#### Problem description
Would you output all the data exactly as it stands?

#### Provided records

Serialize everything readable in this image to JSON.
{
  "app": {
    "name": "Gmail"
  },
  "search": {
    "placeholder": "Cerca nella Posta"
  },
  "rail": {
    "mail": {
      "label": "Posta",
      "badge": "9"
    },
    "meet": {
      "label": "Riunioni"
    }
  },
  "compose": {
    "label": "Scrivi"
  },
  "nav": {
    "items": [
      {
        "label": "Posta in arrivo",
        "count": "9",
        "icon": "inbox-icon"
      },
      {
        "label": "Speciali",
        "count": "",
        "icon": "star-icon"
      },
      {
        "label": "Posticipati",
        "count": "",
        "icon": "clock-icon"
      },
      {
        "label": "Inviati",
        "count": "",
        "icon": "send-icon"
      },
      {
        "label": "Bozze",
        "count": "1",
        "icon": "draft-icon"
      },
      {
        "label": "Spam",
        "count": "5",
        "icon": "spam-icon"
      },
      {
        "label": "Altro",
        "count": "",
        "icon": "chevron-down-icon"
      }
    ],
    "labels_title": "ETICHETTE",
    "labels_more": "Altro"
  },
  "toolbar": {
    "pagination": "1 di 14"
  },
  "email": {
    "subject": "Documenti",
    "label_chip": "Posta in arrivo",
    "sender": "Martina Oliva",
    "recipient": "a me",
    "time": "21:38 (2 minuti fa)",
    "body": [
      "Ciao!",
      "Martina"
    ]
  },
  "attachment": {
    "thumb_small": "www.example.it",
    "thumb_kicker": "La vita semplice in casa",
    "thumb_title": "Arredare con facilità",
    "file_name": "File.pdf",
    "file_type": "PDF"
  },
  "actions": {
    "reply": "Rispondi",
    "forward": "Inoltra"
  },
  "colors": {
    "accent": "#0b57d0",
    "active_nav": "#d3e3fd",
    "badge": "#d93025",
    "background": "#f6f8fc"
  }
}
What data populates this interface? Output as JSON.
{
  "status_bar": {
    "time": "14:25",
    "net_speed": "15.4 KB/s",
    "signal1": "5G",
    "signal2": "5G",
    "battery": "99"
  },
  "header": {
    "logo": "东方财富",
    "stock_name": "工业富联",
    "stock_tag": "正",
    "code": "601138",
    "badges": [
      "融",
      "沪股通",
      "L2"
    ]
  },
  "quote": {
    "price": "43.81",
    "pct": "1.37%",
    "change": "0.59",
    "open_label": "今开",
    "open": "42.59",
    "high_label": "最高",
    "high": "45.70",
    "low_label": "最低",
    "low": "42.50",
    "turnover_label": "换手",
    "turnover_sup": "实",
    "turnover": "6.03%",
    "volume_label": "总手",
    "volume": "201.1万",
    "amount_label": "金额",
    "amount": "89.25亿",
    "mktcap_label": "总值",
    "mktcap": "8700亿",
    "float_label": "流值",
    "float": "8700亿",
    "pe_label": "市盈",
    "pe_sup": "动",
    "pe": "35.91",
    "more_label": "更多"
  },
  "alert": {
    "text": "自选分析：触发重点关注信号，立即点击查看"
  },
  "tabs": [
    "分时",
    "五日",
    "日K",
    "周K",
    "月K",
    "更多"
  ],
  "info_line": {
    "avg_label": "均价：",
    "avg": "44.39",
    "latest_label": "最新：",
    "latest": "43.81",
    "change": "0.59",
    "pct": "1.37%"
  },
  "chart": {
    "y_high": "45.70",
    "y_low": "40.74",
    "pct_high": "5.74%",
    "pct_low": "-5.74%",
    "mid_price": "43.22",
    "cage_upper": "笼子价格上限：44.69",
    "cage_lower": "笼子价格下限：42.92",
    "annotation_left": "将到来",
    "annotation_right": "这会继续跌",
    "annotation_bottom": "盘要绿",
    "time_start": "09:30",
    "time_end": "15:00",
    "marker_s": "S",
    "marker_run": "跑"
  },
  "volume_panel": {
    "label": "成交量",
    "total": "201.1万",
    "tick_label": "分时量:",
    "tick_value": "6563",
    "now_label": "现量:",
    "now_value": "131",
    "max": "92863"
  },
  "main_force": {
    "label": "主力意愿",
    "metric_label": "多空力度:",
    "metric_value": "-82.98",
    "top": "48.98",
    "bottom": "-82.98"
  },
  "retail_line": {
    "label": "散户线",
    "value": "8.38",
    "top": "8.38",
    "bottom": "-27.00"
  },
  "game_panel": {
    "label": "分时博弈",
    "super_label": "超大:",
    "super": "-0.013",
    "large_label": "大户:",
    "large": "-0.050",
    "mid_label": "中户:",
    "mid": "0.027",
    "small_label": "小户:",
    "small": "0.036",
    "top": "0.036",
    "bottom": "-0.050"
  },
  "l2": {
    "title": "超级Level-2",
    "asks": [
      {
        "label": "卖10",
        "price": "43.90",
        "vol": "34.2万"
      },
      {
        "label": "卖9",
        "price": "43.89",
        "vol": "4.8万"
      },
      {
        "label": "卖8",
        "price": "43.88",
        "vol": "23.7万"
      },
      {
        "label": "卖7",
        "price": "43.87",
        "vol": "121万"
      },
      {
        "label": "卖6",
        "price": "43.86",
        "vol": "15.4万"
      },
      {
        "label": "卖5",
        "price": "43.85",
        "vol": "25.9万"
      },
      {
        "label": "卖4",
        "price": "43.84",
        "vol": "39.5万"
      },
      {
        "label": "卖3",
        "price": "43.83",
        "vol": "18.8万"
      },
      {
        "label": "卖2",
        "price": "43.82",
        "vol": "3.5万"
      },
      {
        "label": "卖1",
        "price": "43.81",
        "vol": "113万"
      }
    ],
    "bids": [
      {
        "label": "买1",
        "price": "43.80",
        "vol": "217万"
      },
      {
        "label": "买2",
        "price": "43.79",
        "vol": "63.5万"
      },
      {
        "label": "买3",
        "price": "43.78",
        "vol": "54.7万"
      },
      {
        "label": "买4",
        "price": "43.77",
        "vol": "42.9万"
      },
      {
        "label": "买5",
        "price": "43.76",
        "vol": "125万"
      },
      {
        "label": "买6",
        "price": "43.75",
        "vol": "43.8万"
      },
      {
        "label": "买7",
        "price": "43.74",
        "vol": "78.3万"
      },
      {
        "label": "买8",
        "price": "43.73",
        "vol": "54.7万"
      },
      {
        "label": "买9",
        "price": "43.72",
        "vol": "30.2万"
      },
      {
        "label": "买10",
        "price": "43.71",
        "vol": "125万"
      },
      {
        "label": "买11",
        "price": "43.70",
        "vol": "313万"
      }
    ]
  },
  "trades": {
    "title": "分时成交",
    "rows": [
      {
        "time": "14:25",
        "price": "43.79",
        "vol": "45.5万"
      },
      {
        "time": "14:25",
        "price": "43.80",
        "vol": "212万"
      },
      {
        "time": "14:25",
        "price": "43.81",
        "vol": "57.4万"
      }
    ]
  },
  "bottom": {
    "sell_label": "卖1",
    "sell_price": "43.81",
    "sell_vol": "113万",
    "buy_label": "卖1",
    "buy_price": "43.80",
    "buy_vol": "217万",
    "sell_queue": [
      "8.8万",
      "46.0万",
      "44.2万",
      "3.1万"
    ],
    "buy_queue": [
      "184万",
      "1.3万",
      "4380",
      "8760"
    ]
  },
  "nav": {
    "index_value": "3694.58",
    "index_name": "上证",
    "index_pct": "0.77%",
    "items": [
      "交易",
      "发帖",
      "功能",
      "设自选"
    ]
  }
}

#### Result of the task
Serialize everything readable in this image to JSON.
{
  "app": {
    "name": "Gmail"
  },
  "search": {
    "placeholder": "Cerca nella Posta"
  },
  "rail": {
    "mail": {
      "label": "Posta",
      "badge": "9"
    },
    "meet": {
      "label": "Riunioni"
    }
  },
  "compose": {
    "label": "Scrivi"
  },
  "nav": {
    "items": [
      {
        "label": "Posta in arrivo",
        "count": "9",
        "icon": "inbox-icon"
      },
      {
        "label": "Speciali",
        "count": "",
        "icon": "star-icon"
      },
      {
        "label": "Posticipati",
        "count": "",
        "icon": "clock-icon"
      },
      {
        "label": "Inviati",
        "count": "",
        "icon": "send-icon"
      },
      {
        "label": "Bozze",
        "count": "1",
        "icon": "draft-icon"
      },
      {
        "label": "Spam",
        "count": "5",
        "icon": "spam-icon"
      },
      {
        "label": "Altro",
        "count": "",
        "icon": "chevron-down-icon"
      }
    ],
    "labels_title": "ETICHETTE",
    "labels_more": "Altro"
  },
  "toolbar": {
    "pagination": "1 di 14"
  },
  "email": {
    "subject": "Documenti",
    "label_chip": "Posta in arrivo",
    "sender": "Martina Oliva",
    "recipient": "a me",
    "time": "21:38 (2 minuti fa)",
    "body": [
      "Ciao!",
      "Martina"
    ]
  },
  "attachment": {
    "thumb_small": "www.example.it",
    "thumb_kicker": "La vita semplice in casa",
    "thumb_title": "Arredare con facilità",
    "file_name": "File.pdf",
    "file_type": "PDF"
  },
  "actions": {
    "reply": "Rispondi",
    "forward": "Inoltra"
  },
  "colors": {
    "accent": "#0b57d0",
    "active_nav": "#d3e3fd",
    "badge": "#d93025",
    "background": "#f6f8fc"
  }
}
What data populates this interface? Output as JSON.
{
  "status_bar": {
    "time": "14:25",
    "net_speed": "15.4 KB/s",
    "signal1": "5G",
    "signal2": "5G",
    "battery": "99"
  },
  "header": {
    "logo": "东方财富",
    "stock_name": "工业富联",
    "stock_tag": "正",
    "code": "601138",
    "badges": [
      "融",
      "沪股通",
      "L2"
    ]
  },
  "quote": {
    "price": "43.81",
    "pct": "1.37%",
    "change": "0.59",
    "open_label": "今开",
    "open": "42.59",
    "high_label": "最高",
    "high": "45.70",
    "low_label": "最低",
    "low": "42.50",
    "turnover_label": "换手",
    "turnover_sup": "实",
    "turnover": "6.03%",
    "volume_label": "总手",
    "volume": "201.1万",
    "amount_label": "金额",
    "amount": "89.25亿",
    "mktcap_label": "总值",
    "mktcap": "8700亿",
    "float_label": "流值",
    "float": "8700亿",
    "pe_label": "市盈",
    "pe_sup": "动",
    "pe": "35.91",
    "more_label": "更多"
  },
  "alert": {
    "text": "自选分析：触发重点关注信号，立即点击查看"
  },
  "tabs": [
    "分时",
    "五日",
    "日K",
    "周K",
    "月K",
    "更多"
  ],
  "info_line": {
    "avg_label": "均价：",
    "avg": "44.39",
    "latest_label": "最新：",
    "latest": "43.81",
    "change": "0.59",
    "pct": "1.37%"
  },
  "chart": {
    "y_high": "45.70",
    "y_low": "40.74",
    "pct_high": "5.74%",
    "pct_low": "-5.74%",
    "mid_price": "43.22",
    "cage_upper": "笼子价格上限：44.69",
    "cage_lower": "笼子价格下限：42.92",
    "annotation_left": "将到来",
    "annotation_right": "这会继续跌",
    "annotation_bottom": "盘要绿",
    "time_start": "09:30",
    "time_end": "15:00",
    "marker_s": "S",
    "marker_run": "跑"
  },
  "volume_panel": {
    "label": "成交量",
    "total": "201.1万",
    "tick_label": "分时量:",
    "tick_value": "6563",
    "now_label": "现量:",
    "now_value": "131",
    "max": "92863"
  },
  "main_force": {
    "label": "主力意愿",
    "metric_label": "多空力度:",
    "metric_value": "-82.98",
    "top": "48.98",
    "bottom": "-82.98"
  },
  "retail_line": {
    "label": "散户线",
    "value": "8.38",
    "top": "8.38",
    "bottom": "-27.00"
  },
  "game_panel": {
    "label": "分时博弈",
    "super_label": "超大:",
    "super": "-0.013",
    "large_label": "大户:",
    "large": "-0.050",
    "mid_label": "中户:",
    "mid": "0.027",
    "small_label": "小户:",
    "small": "0.036",
    "top": "0.036",
    "bottom": "-0.050"
  },
  "l2": {
    "title": "超级Level-2",
    "asks": [
      {
        "label": "卖10",
        "price": "43.90",
        "vol": "34.2万"
      },
      {
        "label": "卖9",
        "price": "43.89",
        "vol": "4.8万"
      },
      {
        "label": "卖8",
        "price": "43.88",
        "vol": "23.7万"
      },
      {
        "label": "卖7",
        "price": "43.87",
        "vol": "121万"
      },
      {
        "label": "卖6",
        "price": "43.86",
        "vol": "15.4万"
      },
      {
        "label": "卖5",
        "price": "43.85",
        "vol": "25.9万"
      },
      {
        "label": "卖4",
        "price": "43.84",
        "vol": "39.5万"
      },
      {
        "label": "卖3",
        "price": "43.83",
        "vol": "18.8万"
      },
      {
        "label": "卖2",
        "price": "43.82",
        "vol": "3.5万"
      },
      {
        "label": "卖1",
        "price": "43.81",
        "vol": "113万"
      }
    ],
    "bids": [
      {
        "label": "买1",
        "price": "43.80",
        "vol": "217万"
      },
      {
        "label": "买2",
        "price": "43.79",
        "vol": "63.5万"
      },
      {
        "label": "买3",
        "price": "43.78",
        "vol": "54.7万"
      },
      {
        "label": "买4",
        "price": "43.77",
        "vol": "42.9万"
      },
      {
        "label": "买5",
        "price": "43.76",
        "vol": "125万"
      },
      {
        "label": "买6",
        "price": "43.75",
        "vol": "43.8万"
      },
      {
        "label": "买7",
        "price": "43.74",
        "vol": "78.3万"
      },
      {
        "label": "买8",
        "price": "43.73",
        "vol": "54.7万"
      },
      {
        "label": "买9",
        "price": "43.72",
        "vol": "30.2万"
      },
      {
        "label": "买10",
        "price": "43.71",
        "vol": "125万"
      },
      {
        "label": "买11",
        "price": "43.70",
        "vol": "313万"
      }
    ]
  },
  "trades": {
    "title": "分时成交",
    "rows": [
      {
        "time": "14:25",
        "price": "43.79",
        "vol": "45.5万"
      },
      {
        "time": "14:25",
        "price": "43.80",
        "vol": "212万"
      },
      {
        "time": "14:25",
        "price": "43.81",
        "vol": "57.4万"
      }
    ]
  },
  "bottom": {
    "sell_label": "卖1",
    "sell_price": "43.81",
    "sell_vol": "113万",
    "buy_label": "卖1",
    "buy_price": "43.80",
    "buy_vol": "217万",
    "sell_queue": [
      "8.8万",
      "46.0万",
      "44.2万",
      "3.1万"
    ],
    "buy_queue": [
      "184万",
      "1.3万",
      "4380",
      "8760"
    ]
  },
  "nav": {
    "index_value": "3694.58",
    "index_name": "上证",
    "index_pct": "0.77%",
    "items": [
      "交易",
      "发帖",
      "功能",
      "设自选"
    ]
  }
}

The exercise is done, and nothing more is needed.